The central crime of Men, Women and Children is that Jason Reitman utterly fails to find a way to make online interaction cinematic. There’s a certain charm to scrolling news feeds and pop-up message bubbles initially, but these quickly begin to wear thin and are no substance for genuine interaction in a film that stretches to a seemingly endless two hours.
| "I think, if I disappeared tomorrow, the universe wouldn’t really notice."
It doesn’t help that Jason Reitman seems to be condemning people for failing to understand something that he too has no earthly clue about. Men, Women and Children rails against internet ignorance, whilst showcasing a blatantly naive view of that world. In Reitman’s blogosphere, everyone is either looking for extra-marital sex, nursing a body image problem or concealing something from their parents.
The script is a mess of clichés about the internet that Panorama was making documentaries about a decade ago. None of the characters, least of all Jennifer Garner’s security-obsessed mother, act in a manner that is even close to how humans genuinely interact. By the time her character’s naïveté results in near-tragedy, her character is a long way from redemption, even if the script wants us to believe in it.
The performances, too, complement the yawnsome script. Garner’s character is laughably overblown and interesting peripheral players like JK Simmons’ oblivious father are sidelined in favour of the jazzier portrayals.

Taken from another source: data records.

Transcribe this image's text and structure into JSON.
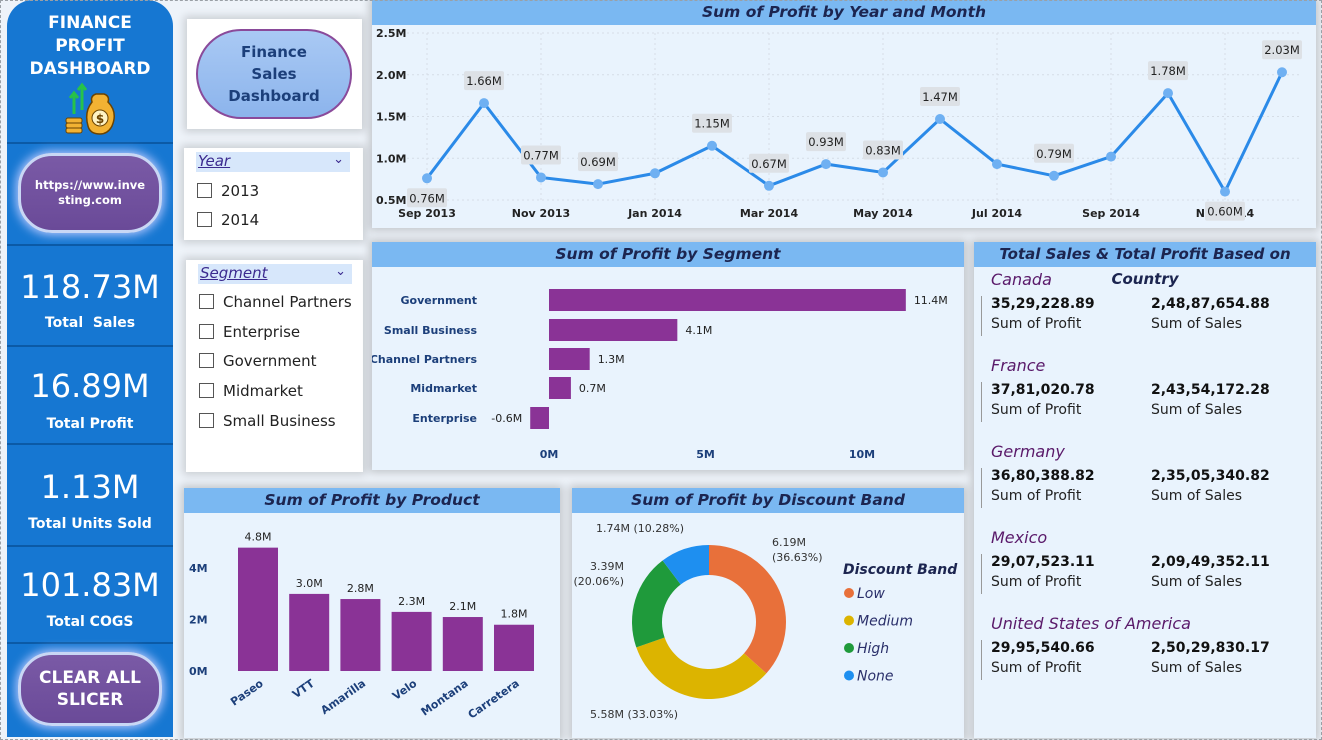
{
  "sidebar": {
    "title": "FINANCE PROFIT DASHBOARD",
    "icon": "money-bag-coins-icon",
    "link_button": "https://www.investing.com",
    "kpis": [
      {
        "value": "118.73M",
        "label": "Total  Sales"
      },
      {
        "value": "16.89M",
        "label": "Total Profit"
      },
      {
        "value": "1.13M",
        "label": "Total Units Sold"
      },
      {
        "value": "101.83M",
        "label": "Total COGS"
      }
    ],
    "clear_button": "CLEAR ALL SLICER"
  },
  "nav_button": "Finance Sales Dashboard",
  "slicers": {
    "year": {
      "title": "Year",
      "options": [
        "2013",
        "2014"
      ]
    },
    "segment": {
      "title": "Segment",
      "options": [
        "Channel Partners",
        "Enterprise",
        "Government",
        "Midmarket",
        "Small Business"
      ]
    }
  },
  "colors": {
    "accent": "#1677d2",
    "bar": "#8a3396",
    "line": "#2b8ae8"
  },
  "line_chart": {
    "title": "Sum of Profit by Year and Month",
    "chart_data": {
      "type": "line",
      "x": [
        "Sep 2013",
        "Oct 2013",
        "Nov 2013",
        "Dec 2013",
        "Jan 2014",
        "Feb 2014",
        "Mar 2014",
        "Apr 2014",
        "May 2014",
        "Jun 2014",
        "Jul 2014",
        "Aug 2014",
        "Sep 2014",
        "Oct 2014",
        "Nov 2014",
        "Dec 2014"
      ],
      "values": [
        0.76,
        1.66,
        0.77,
        0.69,
        0.82,
        1.15,
        0.67,
        0.93,
        0.83,
        1.47,
        0.93,
        0.79,
        1.02,
        1.78,
        0.6,
        2.03
      ],
      "data_labels": [
        "0.76M",
        "1.66M",
        "0.77M",
        "0.69M",
        "",
        "1.15M",
        "0.67M",
        "0.93M",
        "0.83M",
        "1.47M",
        "",
        "0.79M",
        "",
        "1.78M",
        "0.60M",
        "2.03M"
      ],
      "x_ticks": [
        "Sep 2013",
        "Nov 2013",
        "Jan 2014",
        "Mar 2014",
        "May 2014",
        "Jul 2014",
        "Sep 2014",
        "Nov 2014"
      ],
      "y_ticks": [
        "0.5M",
        "1.0M",
        "1.5M",
        "2.0M",
        "2.5M"
      ],
      "ylim": [
        0.5,
        2.5
      ],
      "grid": true
    }
  },
  "segment_chart": {
    "title": "Sum of Profit by Segment",
    "chart_data": {
      "type": "bar",
      "orientation": "horizontal",
      "categories": [
        "Government",
        "Small Business",
        "Channel Partners",
        "Midmarket",
        "Enterprise"
      ],
      "values": [
        11.4,
        4.1,
        1.3,
        0.7,
        -0.6
      ],
      "data_labels": [
        "11.4M",
        "4.1M",
        "1.3M",
        "0.7M",
        "-0.6M"
      ],
      "x_ticks": [
        "0M",
        "5M",
        "10M"
      ],
      "xlim": [
        -0.6,
        12
      ]
    }
  },
  "product_chart": {
    "title": "Sum of Profit by Product",
    "chart_data": {
      "type": "bar",
      "categories": [
        "Paseo",
        "VTT",
        "Amarilla",
        "Velo",
        "Montana",
        "Carretera"
      ],
      "values": [
        4.8,
        3.0,
        2.8,
        2.3,
        2.1,
        1.8
      ],
      "data_labels": [
        "4.8M",
        "3.0M",
        "2.8M",
        "2.3M",
        "2.1M",
        "1.8M"
      ],
      "y_ticks": [
        "0M",
        "2M",
        "4M"
      ],
      "ylim": [
        0,
        5
      ]
    }
  },
  "discount_chart": {
    "title": "Sum of Profit by Discount Band",
    "legend_title": "Discount Band",
    "chart_data": {
      "type": "pie",
      "donut": true,
      "categories": [
        "Low",
        "Medium",
        "High",
        "None"
      ],
      "values": [
        6.19,
        5.58,
        3.39,
        1.74
      ],
      "percent": [
        36.63,
        33.03,
        20.06,
        10.28
      ],
      "colors": [
        "#e8703a",
        "#dcb400",
        "#1f9a3b",
        "#1e8ff0"
      ],
      "labels": [
        [
          "6.19M",
          "(36.63%)"
        ],
        [
          "5.58M (33.03%)"
        ],
        [
          "3.39M",
          "(20.06%)"
        ],
        [
          "1.74M (10.28%)"
        ]
      ]
    }
  },
  "country_card": {
    "title": "Total Sales & Total Profit Based on Country",
    "profit_label": "Sum of Profit",
    "sales_label": "Sum of Sales",
    "countries": [
      {
        "name": "Canada",
        "profit": "35,29,228.89",
        "sales": "2,48,87,654.88"
      },
      {
        "name": "France",
        "profit": "37,81,020.78",
        "sales": "2,43,54,172.28"
      },
      {
        "name": "Germany",
        "profit": "36,80,388.82",
        "sales": "2,35,05,340.82"
      },
      {
        "name": "Mexico",
        "profit": "29,07,523.11",
        "sales": "2,09,49,352.11"
      },
      {
        "name": "United States of America",
        "profit": "29,95,540.66",
        "sales": "2,50,29,830.17"
      }
    ]
  }
}
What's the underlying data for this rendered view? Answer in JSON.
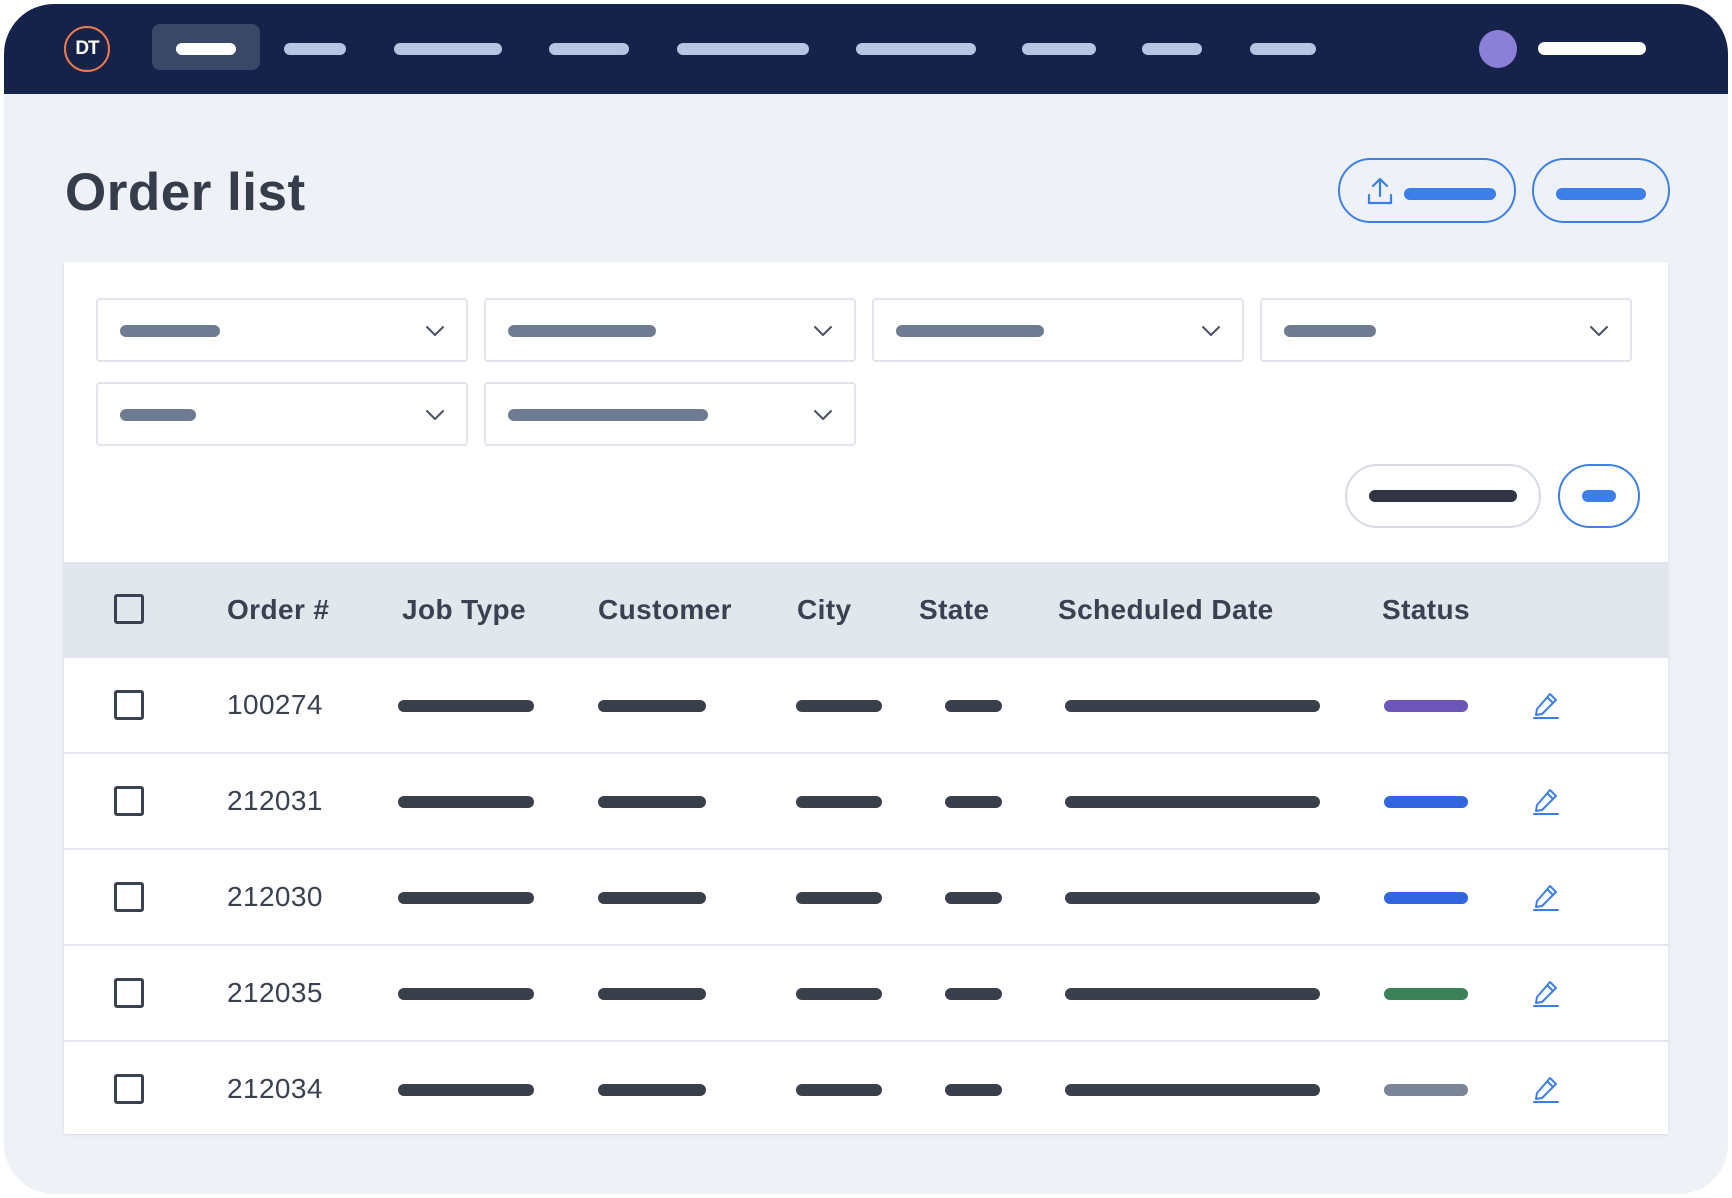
{
  "app": {
    "logo_text": "DT",
    "nav_items": [
      {
        "name": "nav-item-1",
        "active": true
      },
      {
        "name": "nav-item-2",
        "active": false
      },
      {
        "name": "nav-item-3",
        "active": false
      },
      {
        "name": "nav-item-4",
        "active": false
      },
      {
        "name": "nav-item-5",
        "active": false
      },
      {
        "name": "nav-item-6",
        "active": false
      },
      {
        "name": "nav-item-7",
        "active": false
      },
      {
        "name": "nav-item-8",
        "active": false
      },
      {
        "name": "nav-item-9",
        "active": false
      }
    ],
    "avatar_color": "#8b7fd8"
  },
  "page": {
    "title": "Order list",
    "actions": [
      {
        "name": "upload-button",
        "icon": "upload-icon"
      },
      {
        "name": "secondary-action-button"
      }
    ]
  },
  "filters": {
    "dropdowns": [
      {
        "name": "filter-dropdown-1",
        "icon": "chevron-down-icon"
      },
      {
        "name": "filter-dropdown-2",
        "icon": "chevron-down-icon"
      },
      {
        "name": "filter-dropdown-3",
        "icon": "chevron-down-icon"
      },
      {
        "name": "filter-dropdown-4",
        "icon": "chevron-down-icon"
      },
      {
        "name": "filter-dropdown-5",
        "icon": "chevron-down-icon"
      },
      {
        "name": "filter-dropdown-6",
        "icon": "chevron-down-icon"
      }
    ],
    "buttons": [
      {
        "name": "clear-filters-button"
      },
      {
        "name": "apply-filters-button"
      }
    ]
  },
  "table": {
    "columns": [
      "Order #",
      "Job Type",
      "Customer",
      "City",
      "State",
      "Scheduled Date",
      "Status"
    ],
    "rows": [
      {
        "order": "100274",
        "status_color": "#6b56b8"
      },
      {
        "order": "212031",
        "status_color": "#3166e0"
      },
      {
        "order": "212030",
        "status_color": "#3166e0"
      },
      {
        "order": "212035",
        "status_color": "#3a8158"
      },
      {
        "order": "212034",
        "status_color": "#7a8597"
      }
    ],
    "edit_icon": "edit-pencil-icon"
  },
  "colors": {
    "nav_bg": "#15224a",
    "accent": "#3d7fe8",
    "page_bg": "#eef2f6",
    "text_dark": "#3a4150"
  }
}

Ansel Elgort gets none of the character depth he was afforded in The Fault In Our Stars and Emma Thompson is handed the most boring voiceover in film history.
| "You don’t seem to understand how dangerous it is on there."
Men, Women and Children plods listlessly through the world of the internet, like Charlie Brooker’s Black Mirror without the bite or self-awareness. It lacks any sense of the world it claims to depict and feels hopelessly dated, despite its supposedly modern trappings.
It says a lot about a film when Adam Sandler isn’t even one of the ten worst things about it.
Pop or Poop?
A surprisingly weak entry in Jason Reitman’s strong filmography, Men, Women and Children completely fails to portray technology-obsessed society.
The script is full of clunking dialogue, delivered by an ensemble of wooden performers, and Reitman’s direction fails to bring online chat to life.
This one probably should’ve buffered for a while longer; definitely a film for the block list.
Do you agree with my review? Let me know in the comments section.